Give only the number of lines in these records that contain the word "Elasticity".

Element data from apps and pages:
====

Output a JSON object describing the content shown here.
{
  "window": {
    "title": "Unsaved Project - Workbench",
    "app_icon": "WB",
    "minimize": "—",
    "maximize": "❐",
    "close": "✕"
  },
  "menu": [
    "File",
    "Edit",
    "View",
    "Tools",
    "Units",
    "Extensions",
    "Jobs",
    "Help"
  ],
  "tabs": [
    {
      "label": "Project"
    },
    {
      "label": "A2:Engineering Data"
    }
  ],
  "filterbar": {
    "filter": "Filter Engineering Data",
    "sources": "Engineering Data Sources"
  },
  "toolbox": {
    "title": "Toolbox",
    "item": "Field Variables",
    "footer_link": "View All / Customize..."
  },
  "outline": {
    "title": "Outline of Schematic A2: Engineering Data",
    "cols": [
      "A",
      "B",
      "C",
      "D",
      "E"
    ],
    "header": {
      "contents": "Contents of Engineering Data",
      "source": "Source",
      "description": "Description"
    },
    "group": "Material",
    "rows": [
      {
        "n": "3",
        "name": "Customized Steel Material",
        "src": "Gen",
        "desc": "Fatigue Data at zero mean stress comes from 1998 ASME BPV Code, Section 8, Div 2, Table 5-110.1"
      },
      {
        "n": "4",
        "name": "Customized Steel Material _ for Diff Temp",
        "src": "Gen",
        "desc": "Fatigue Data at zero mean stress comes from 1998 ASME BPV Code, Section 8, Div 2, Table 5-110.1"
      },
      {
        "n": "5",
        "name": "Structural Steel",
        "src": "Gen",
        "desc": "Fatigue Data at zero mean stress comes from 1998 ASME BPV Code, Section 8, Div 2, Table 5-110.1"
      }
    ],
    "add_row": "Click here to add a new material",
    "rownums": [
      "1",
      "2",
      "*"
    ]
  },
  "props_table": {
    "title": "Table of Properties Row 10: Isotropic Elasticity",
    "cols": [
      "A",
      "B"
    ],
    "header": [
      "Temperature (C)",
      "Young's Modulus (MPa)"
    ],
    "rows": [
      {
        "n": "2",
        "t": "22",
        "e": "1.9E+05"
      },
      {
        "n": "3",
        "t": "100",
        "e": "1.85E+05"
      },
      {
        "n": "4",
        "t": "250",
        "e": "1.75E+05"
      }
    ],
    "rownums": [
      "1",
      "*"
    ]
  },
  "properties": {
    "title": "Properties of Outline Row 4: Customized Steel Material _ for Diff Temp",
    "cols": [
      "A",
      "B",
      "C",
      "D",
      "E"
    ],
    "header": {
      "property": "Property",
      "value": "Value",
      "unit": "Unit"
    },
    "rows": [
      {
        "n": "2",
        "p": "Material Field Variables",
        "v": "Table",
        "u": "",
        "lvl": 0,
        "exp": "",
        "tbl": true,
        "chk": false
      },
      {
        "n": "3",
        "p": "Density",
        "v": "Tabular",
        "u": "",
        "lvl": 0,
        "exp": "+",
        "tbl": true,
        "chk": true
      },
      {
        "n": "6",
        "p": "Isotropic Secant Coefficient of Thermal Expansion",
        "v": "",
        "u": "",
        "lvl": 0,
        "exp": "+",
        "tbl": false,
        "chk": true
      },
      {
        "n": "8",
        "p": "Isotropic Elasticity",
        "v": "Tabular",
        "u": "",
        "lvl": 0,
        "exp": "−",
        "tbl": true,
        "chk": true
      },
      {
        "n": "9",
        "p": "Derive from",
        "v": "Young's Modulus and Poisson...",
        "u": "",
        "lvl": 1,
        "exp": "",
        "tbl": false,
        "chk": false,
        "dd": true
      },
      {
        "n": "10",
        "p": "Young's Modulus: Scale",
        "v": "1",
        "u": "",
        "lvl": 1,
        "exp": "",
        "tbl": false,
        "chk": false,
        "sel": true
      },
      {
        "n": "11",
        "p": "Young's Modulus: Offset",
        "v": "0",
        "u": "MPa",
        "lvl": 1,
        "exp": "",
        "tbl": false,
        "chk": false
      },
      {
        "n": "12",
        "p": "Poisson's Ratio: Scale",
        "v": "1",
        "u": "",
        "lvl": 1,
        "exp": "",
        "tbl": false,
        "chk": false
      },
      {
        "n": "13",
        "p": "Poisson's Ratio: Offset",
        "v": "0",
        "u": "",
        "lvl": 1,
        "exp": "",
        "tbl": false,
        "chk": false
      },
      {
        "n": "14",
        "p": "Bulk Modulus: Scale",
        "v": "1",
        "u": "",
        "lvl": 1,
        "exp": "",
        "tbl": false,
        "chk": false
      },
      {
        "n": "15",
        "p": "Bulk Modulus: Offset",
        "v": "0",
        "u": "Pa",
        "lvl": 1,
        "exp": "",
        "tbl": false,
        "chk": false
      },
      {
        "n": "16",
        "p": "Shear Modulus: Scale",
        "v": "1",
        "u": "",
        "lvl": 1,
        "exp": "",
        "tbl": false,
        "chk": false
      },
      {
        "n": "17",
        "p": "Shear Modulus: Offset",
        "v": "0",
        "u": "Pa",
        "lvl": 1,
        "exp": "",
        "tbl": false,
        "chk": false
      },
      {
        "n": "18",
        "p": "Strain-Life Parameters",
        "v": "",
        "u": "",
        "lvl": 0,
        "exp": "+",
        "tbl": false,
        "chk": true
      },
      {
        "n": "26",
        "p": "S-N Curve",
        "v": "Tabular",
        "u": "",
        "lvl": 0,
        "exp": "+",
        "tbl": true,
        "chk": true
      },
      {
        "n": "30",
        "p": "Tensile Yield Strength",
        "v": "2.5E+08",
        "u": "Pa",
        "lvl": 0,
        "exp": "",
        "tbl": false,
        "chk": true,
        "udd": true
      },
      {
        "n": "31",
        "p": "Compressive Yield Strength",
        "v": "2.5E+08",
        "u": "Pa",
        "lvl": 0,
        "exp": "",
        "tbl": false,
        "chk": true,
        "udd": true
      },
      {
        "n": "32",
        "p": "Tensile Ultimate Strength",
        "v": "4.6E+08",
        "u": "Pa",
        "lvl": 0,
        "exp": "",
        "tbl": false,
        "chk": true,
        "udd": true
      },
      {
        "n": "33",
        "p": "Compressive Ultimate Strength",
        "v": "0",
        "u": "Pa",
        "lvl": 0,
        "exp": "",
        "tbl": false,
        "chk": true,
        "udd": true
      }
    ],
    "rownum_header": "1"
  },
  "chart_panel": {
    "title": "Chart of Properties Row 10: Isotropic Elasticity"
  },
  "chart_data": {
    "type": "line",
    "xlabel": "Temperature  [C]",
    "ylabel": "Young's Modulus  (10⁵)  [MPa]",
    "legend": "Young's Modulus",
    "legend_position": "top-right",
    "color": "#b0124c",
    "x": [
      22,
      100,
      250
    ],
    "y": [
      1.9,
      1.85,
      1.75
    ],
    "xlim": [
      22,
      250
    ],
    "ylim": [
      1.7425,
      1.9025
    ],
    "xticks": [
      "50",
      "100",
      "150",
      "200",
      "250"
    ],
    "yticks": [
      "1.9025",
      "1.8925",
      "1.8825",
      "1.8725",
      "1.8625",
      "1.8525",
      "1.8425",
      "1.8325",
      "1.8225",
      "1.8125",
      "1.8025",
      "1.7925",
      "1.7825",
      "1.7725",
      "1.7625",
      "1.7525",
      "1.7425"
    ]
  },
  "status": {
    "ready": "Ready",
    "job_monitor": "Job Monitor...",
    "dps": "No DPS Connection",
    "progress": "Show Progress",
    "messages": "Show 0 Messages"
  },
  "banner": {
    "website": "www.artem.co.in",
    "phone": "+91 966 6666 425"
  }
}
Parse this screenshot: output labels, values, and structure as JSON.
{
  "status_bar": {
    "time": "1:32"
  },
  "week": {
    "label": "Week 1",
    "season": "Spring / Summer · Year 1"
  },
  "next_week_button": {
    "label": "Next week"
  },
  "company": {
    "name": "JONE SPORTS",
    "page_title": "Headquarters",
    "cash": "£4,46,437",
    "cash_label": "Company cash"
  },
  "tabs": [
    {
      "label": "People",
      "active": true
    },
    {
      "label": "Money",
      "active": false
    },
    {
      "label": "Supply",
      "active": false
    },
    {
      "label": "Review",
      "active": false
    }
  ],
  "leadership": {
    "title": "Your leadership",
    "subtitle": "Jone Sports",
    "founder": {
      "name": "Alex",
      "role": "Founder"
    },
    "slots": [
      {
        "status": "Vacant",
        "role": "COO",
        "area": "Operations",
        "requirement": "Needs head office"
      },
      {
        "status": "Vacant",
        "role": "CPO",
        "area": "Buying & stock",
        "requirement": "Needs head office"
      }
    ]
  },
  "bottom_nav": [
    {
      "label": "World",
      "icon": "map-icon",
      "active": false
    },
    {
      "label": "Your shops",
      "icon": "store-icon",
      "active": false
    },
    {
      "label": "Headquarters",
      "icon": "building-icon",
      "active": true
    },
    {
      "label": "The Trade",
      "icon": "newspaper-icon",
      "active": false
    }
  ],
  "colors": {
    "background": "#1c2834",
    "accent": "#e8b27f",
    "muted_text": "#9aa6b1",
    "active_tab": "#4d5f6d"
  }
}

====

Answer section: 3